Sometime around my early to mid-teens, my grandfather moved out of his house and into a local retirement community.  Since his new apartment was smaller than the house he was living in, it became necessary to start clearing out items he wouldn’t need.  Furniture, books, photos, and more were dispersed to his children and grandchildren.  One of his toolboxes ended up at our house, to be given to me at some later point in life.

That later point in life came many years later, after I had moved away from home.  My father had decided to move south and sell the house we grew up in.  Similar to Grandpa, he had to clear out items that he couldn’t take with him.  The toolbox, now somewhat rusty with age, ended up in my basement.

Fast forward a few more years to a couple of summers ago.  I had decided to build myself a kayak, using a traditional skin-on-frame method of construction.  Something in me decided not to use power tools on the project, so I began searching my basement for some basic hand tools.  At one point my eyes landed on my grandfather’s old toolbox.  “I wonder what’s in there?” I said aloud.
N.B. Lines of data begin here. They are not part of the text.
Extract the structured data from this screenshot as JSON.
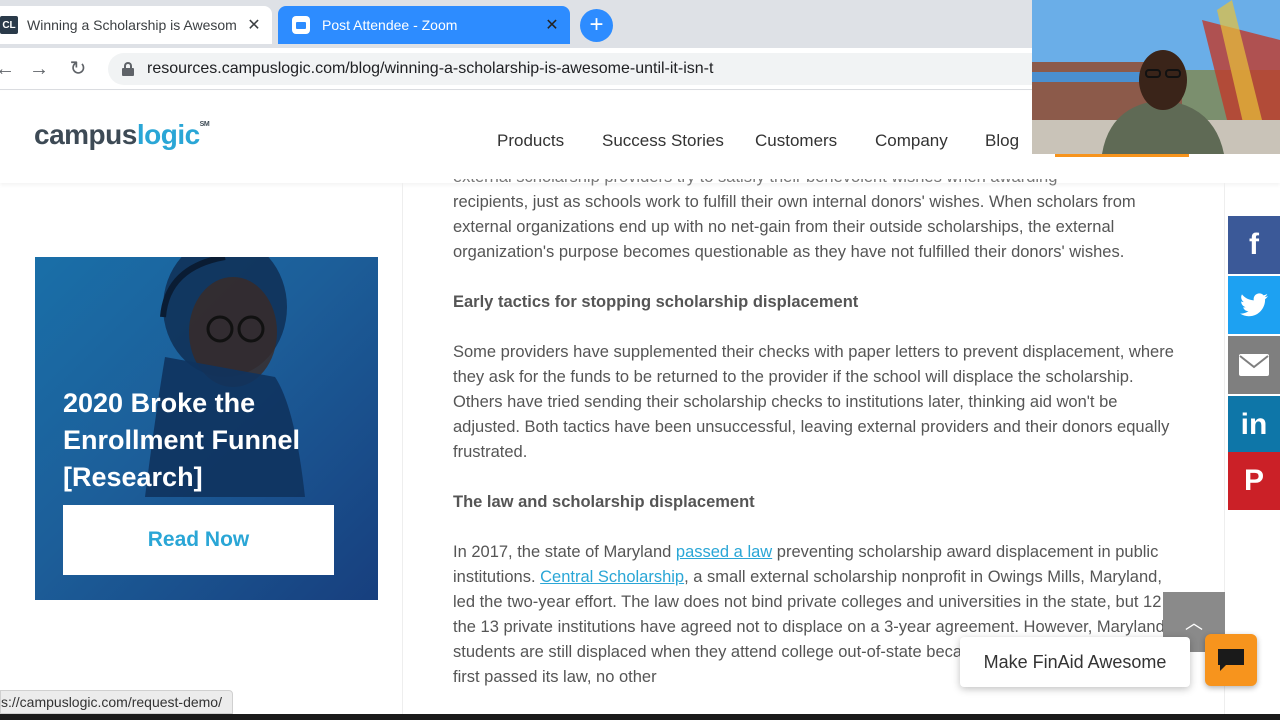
{
  "browser": {
    "tabs": [
      {
        "title": "Winning a Scholarship is Awesom",
        "favicon": "CL"
      },
      {
        "title": "Post Attendee - Zoom"
      }
    ],
    "new_tab": "+",
    "url": "resources.campuslogic.com/blog/winning-a-scholarship-is-awesome-until-it-isn-t",
    "status_url": "s://campuslogic.com/request-demo/"
  },
  "site": {
    "logo": {
      "part1": "campus",
      "part2": "logic",
      "mark": "SM"
    },
    "nav": [
      "Products",
      "Success Stories",
      "Customers",
      "Company",
      "Blog"
    ],
    "accent_color": "#f7941d",
    "brand_color": "#2aa6d6"
  },
  "sidebar_ad": {
    "title": "2020 Broke the Enrollment Funnel [Research]",
    "button": "Read Now"
  },
  "article": {
    "partial_top": "external scholarship providers try to satisfy their benevolent wishes when awarding",
    "para1": "recipients, just as schools work to fulfill their own internal donors' wishes. When scholars from external organizations end up with no net-gain from their outside scholarships, the external organization's purpose becomes questionable as they have not fulfilled their donors' wishes.",
    "heading1": "Early tactics for stopping scholarship displacement",
    "para2": "Some providers have supplemented their checks with paper letters to prevent displacement, where they ask for the funds to be returned to the provider if the school will displace the scholarship. Others have tried sending their scholarship checks to institutions later, thinking aid won't be adjusted. Both tactics have been unsuccessful, leaving external providers and their donors equally frustrated.",
    "heading2": "The law and scholarship displacement",
    "para3": {
      "t1": "In 2017, the state of Maryland ",
      "link1": "passed a law",
      "t2": " preventing scholarship award displacement in public institutions. ",
      "link2": "Central Scholarship",
      "t3": ", a small external scholarship nonprofit in Owings Mills, Maryland, led the two-year effort. The law does not bind private colleges and universities in the state, but 12 of the 13 private institutions have agreed not to displace on a 3-year agreement. However, Maryland students are still displaced when they attend college out-of-state because four years after Maryland first passed its law, no other"
    }
  },
  "social": {
    "facebook": "f",
    "linkedin": "in",
    "pinterest": "P"
  },
  "widgets": {
    "chat_prompt": "Make FinAid Awesome"
  }
}
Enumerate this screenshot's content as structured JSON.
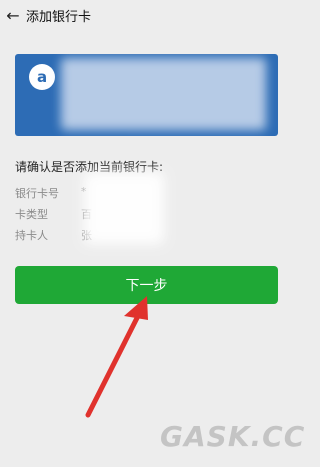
{
  "header": {
    "back_symbol": "←",
    "title": "添加银行卡"
  },
  "card": {
    "logo_icon": "bank-logo-icon",
    "logo_glyph": "a",
    "background_color": "#2d6cb5"
  },
  "confirm": {
    "title": "请确认是否添加当前银行卡:",
    "fields": [
      {
        "label": "银行卡号",
        "value": "*"
      },
      {
        "label": "卡类型",
        "value": "百"
      },
      {
        "label": "持卡人",
        "value": "张"
      }
    ]
  },
  "next_button": {
    "label": "下一步",
    "color": "#1fa836"
  },
  "watermark": "GASK.CC",
  "arrow_color": "#e0322d"
}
Opening the rusty box really was like opening a treasure chest.  There were saws, chisels, marking pencils, squares, and gizmos unidentifiable.  It seemed that the deeper I dug into the tool box, the older the tools became.  Many were rusty, but most were still of useable quality.

Getting back to the kayak project, I selected a hand-saw and checked it out.  The blade had some surface rust, but the teeth were still sharp.  I took it outside and used it to cut all the wood for my new boat.

The really interesting part of this saw is what I noticed later.  The handle, engraved with flowing vines, had the name “E.S. Davis” stamped into the wood.  When I noticed it, I stopped still.  Why would a saw from Grandpa’s toolbox have my initials stamped on it?  The answer is that it had belonged to my great-grandfather, Ernest Solomon Davis, who I share initials with.  The saw must have passed from him to his son, then down to me.

Since its discovery in Grandpa’s toolbox, Great-grandpa’s saw has been put to good use on a number of projects, including my daughter’s kayak that we built together last summer.  Like me, she used the blade to create some saw cuts, the fifth-generation to do so with that tool.


  1. This may sound silly but I was so excited to read that "wow" moment. What a treasure to discover! I recently discovered an award of appreciation given to my great great grandfather (a Vermonter)for his service in the Civil War. I found it cleaning and organizing my Dad's paperwork in the attic in a very unassuming brown envelope. I almost fainted with pure joy. I enjoy reading your blog very much. Keep up the good work!!

  2. How wonderful! Newer is not always better. Using these tools will make your kayak that much more special. Look forward to seeing photos of the finished product!